▸ **About this task**
Return the data below unaltered, but strip out the pictures.

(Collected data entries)
* * *
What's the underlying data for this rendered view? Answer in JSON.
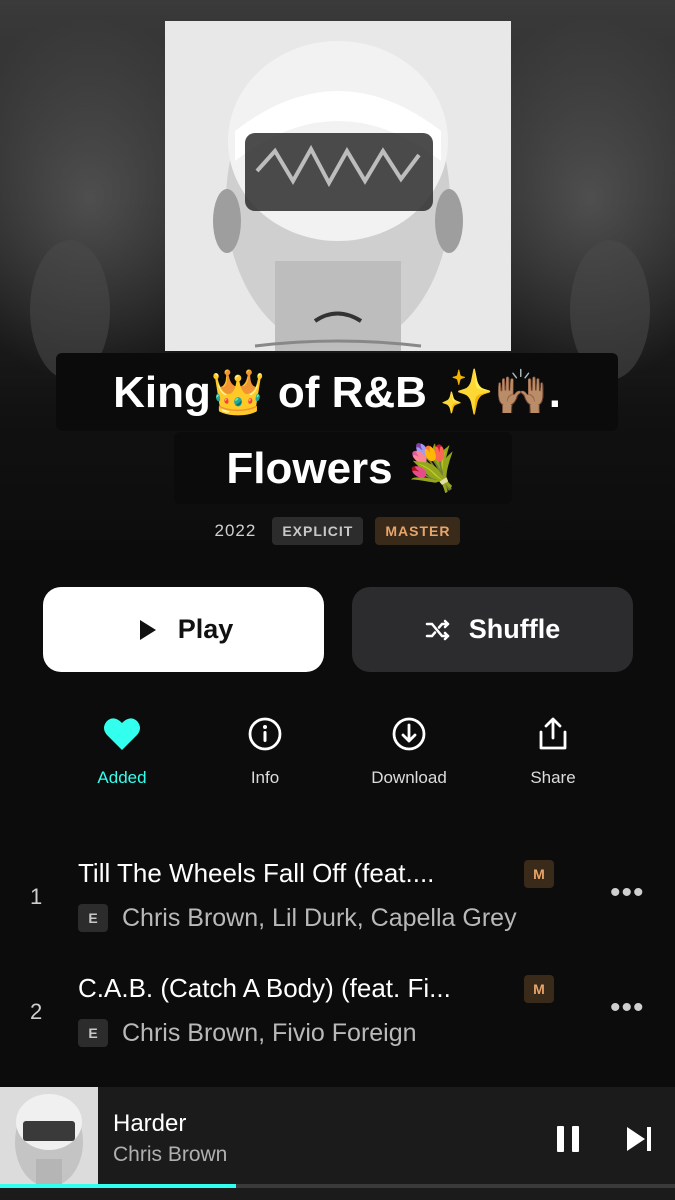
{
  "album": {
    "title_line1": "King👑 of R&B ✨🙌🏽.",
    "title_line2": "Flowers 💐",
    "year": "2022",
    "badge_explicit": "EXPLICIT",
    "badge_master": "MASTER"
  },
  "buttons": {
    "play_label": "Play",
    "shuffle_label": "Shuffle"
  },
  "actions": [
    {
      "label": "Added",
      "icon": "heart-icon",
      "active": true
    },
    {
      "label": "Info",
      "icon": "info-icon"
    },
    {
      "label": "Download",
      "icon": "download-icon"
    },
    {
      "label": "Share",
      "icon": "share-icon"
    }
  ],
  "tracks": [
    {
      "number": "1",
      "title": "Till The Wheels Fall Off (feat....",
      "quality_badge": "M",
      "explicit_badge": "E",
      "artists": "Chris Brown, Lil Durk, Capella Grey",
      "more": "•••"
    },
    {
      "number": "2",
      "title": "C.A.B. (Catch A Body) (feat. Fi...",
      "quality_badge": "M",
      "explicit_badge": "E",
      "artists": "Chris Brown, Fivio Foreign",
      "more": "•••"
    }
  ],
  "now_playing": {
    "title": "Harder",
    "artist": "Chris Brown",
    "progress_fraction": 0.35
  },
  "colors": {
    "accent": "#33ffee",
    "master_badge": "#e7a56a"
  }
}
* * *
▸ **Solution**
What's the underlying data for this rendered view? Answer in JSON.
{
  "album": {
    "title_line1": "King👑 of R&B ✨🙌🏽.",
    "title_line2": "Flowers 💐",
    "year": "2022",
    "badge_explicit": "EXPLICIT",
    "badge_master": "MASTER"
  },
  "buttons": {
    "play_label": "Play",
    "shuffle_label": "Shuffle"
  },
  "actions": [
    {
      "label": "Added",
      "icon": "heart-icon",
      "active": true
    },
    {
      "label": "Info",
      "icon": "info-icon"
    },
    {
      "label": "Download",
      "icon": "download-icon"
    },
    {
      "label": "Share",
      "icon": "share-icon"
    }
  ],
  "tracks": [
    {
      "number": "1",
      "title": "Till The Wheels Fall Off (feat....",
      "quality_badge": "M",
      "explicit_badge": "E",
      "artists": "Chris Brown, Lil Durk, Capella Grey",
      "more": "•••"
    },
    {
      "number": "2",
      "title": "C.A.B. (Catch A Body) (feat. Fi...",
      "quality_badge": "M",
      "explicit_badge": "E",
      "artists": "Chris Brown, Fivio Foreign",
      "more": "•••"
    }
  ],
  "now_playing": {
    "title": "Harder",
    "artist": "Chris Brown",
    "progress_fraction": 0.35
  },
  "colors": {
    "accent": "#33ffee",
    "master_badge": "#e7a56a"
  }
}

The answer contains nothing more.